* _TASK_
State the number of lines in the following material that contain the string "ishtar", and nothing else.
*-*-*
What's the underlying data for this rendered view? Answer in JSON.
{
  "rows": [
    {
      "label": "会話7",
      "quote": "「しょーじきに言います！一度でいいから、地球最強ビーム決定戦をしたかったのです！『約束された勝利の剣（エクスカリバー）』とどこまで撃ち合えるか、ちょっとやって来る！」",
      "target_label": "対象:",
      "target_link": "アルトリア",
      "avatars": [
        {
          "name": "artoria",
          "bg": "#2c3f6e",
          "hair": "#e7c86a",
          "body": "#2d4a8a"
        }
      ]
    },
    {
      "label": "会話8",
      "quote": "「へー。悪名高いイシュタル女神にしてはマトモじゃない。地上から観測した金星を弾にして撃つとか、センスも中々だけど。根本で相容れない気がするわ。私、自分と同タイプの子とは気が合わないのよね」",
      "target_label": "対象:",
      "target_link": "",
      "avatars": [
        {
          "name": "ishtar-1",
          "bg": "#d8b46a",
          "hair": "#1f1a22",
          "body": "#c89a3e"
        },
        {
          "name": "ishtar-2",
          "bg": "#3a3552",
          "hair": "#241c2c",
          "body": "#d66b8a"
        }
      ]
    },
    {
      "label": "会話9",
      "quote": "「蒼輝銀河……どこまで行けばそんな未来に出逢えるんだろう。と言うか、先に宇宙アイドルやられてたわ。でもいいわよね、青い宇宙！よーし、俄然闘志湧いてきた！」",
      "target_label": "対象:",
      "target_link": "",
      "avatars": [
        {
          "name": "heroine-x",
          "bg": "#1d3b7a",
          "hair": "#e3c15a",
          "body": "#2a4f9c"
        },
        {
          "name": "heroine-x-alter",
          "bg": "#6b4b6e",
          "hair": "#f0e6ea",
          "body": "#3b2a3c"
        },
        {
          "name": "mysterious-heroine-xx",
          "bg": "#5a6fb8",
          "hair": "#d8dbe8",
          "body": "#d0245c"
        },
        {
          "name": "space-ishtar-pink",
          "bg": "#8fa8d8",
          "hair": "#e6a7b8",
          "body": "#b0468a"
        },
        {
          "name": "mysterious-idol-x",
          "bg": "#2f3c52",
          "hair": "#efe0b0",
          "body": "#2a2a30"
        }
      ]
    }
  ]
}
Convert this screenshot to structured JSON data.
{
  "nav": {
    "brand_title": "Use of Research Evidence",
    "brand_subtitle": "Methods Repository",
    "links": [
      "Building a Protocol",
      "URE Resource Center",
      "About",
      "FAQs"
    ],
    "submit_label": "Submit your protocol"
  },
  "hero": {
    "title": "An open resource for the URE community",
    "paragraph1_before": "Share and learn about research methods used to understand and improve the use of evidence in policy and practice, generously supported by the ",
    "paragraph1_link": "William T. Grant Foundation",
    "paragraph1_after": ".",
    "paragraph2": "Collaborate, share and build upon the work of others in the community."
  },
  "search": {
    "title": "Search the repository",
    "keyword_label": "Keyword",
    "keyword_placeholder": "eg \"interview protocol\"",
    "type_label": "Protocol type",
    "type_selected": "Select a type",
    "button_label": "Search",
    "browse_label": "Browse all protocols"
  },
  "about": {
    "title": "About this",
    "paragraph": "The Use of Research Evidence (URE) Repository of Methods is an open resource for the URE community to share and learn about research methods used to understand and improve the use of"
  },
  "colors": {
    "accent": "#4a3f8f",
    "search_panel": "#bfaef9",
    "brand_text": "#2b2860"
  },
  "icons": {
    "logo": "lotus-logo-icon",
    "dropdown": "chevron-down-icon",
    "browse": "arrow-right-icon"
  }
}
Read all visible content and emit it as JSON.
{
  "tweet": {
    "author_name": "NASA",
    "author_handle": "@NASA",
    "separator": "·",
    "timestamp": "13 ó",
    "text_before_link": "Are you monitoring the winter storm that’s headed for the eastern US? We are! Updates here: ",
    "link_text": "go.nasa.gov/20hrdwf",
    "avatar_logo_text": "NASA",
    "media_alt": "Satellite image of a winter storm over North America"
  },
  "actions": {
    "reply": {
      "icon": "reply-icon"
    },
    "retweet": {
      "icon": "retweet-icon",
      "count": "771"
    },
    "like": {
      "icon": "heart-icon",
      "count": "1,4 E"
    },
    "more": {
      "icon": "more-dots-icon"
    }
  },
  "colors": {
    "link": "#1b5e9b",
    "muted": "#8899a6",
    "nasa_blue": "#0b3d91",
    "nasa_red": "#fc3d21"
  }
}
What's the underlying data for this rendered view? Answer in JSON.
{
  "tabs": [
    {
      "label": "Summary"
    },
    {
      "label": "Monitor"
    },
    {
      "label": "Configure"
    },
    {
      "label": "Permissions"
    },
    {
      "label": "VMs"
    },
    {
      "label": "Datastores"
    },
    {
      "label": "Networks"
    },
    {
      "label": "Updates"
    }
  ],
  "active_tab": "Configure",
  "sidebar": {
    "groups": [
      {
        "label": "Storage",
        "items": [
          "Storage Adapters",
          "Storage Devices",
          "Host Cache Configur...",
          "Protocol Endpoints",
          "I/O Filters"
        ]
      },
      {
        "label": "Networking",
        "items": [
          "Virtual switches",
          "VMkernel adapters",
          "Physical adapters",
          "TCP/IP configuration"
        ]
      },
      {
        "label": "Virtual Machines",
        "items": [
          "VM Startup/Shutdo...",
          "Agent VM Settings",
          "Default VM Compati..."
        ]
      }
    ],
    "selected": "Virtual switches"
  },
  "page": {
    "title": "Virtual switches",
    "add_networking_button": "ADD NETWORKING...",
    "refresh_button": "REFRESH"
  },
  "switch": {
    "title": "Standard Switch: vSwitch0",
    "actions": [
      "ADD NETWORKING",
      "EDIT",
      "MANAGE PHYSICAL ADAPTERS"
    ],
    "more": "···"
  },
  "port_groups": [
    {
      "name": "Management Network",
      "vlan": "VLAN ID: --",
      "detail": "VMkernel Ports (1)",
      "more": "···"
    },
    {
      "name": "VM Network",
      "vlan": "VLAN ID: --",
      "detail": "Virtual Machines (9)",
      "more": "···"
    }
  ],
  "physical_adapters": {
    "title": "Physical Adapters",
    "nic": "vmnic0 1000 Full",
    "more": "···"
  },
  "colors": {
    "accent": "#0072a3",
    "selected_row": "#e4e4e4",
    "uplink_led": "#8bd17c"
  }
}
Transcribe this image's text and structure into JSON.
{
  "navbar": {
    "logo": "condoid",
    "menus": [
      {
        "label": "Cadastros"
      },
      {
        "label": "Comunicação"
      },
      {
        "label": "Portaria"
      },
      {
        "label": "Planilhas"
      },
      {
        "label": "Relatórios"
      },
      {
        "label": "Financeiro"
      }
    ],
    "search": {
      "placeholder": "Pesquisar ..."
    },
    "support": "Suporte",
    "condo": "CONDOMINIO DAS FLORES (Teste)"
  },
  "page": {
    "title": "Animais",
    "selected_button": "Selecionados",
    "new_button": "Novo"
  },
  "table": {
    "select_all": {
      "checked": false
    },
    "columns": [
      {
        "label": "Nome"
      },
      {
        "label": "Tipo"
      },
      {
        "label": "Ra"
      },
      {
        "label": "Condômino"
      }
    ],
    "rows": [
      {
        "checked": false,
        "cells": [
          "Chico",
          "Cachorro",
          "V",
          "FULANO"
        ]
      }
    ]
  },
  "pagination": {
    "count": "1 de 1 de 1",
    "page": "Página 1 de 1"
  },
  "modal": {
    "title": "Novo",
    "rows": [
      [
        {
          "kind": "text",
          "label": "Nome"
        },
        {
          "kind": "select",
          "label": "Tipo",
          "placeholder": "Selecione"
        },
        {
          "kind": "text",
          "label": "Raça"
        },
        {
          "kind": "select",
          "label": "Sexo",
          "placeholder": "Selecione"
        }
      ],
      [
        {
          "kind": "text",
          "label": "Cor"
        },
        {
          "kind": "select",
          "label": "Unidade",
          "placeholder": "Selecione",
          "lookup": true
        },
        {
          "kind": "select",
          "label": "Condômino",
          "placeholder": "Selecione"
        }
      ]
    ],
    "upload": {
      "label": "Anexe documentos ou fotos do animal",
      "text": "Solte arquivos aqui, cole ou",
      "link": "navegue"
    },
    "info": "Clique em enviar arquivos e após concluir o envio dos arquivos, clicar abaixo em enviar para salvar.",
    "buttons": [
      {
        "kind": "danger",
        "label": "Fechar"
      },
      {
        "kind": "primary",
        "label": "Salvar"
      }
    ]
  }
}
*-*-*
* _RESPONSE TO THE TASK_
3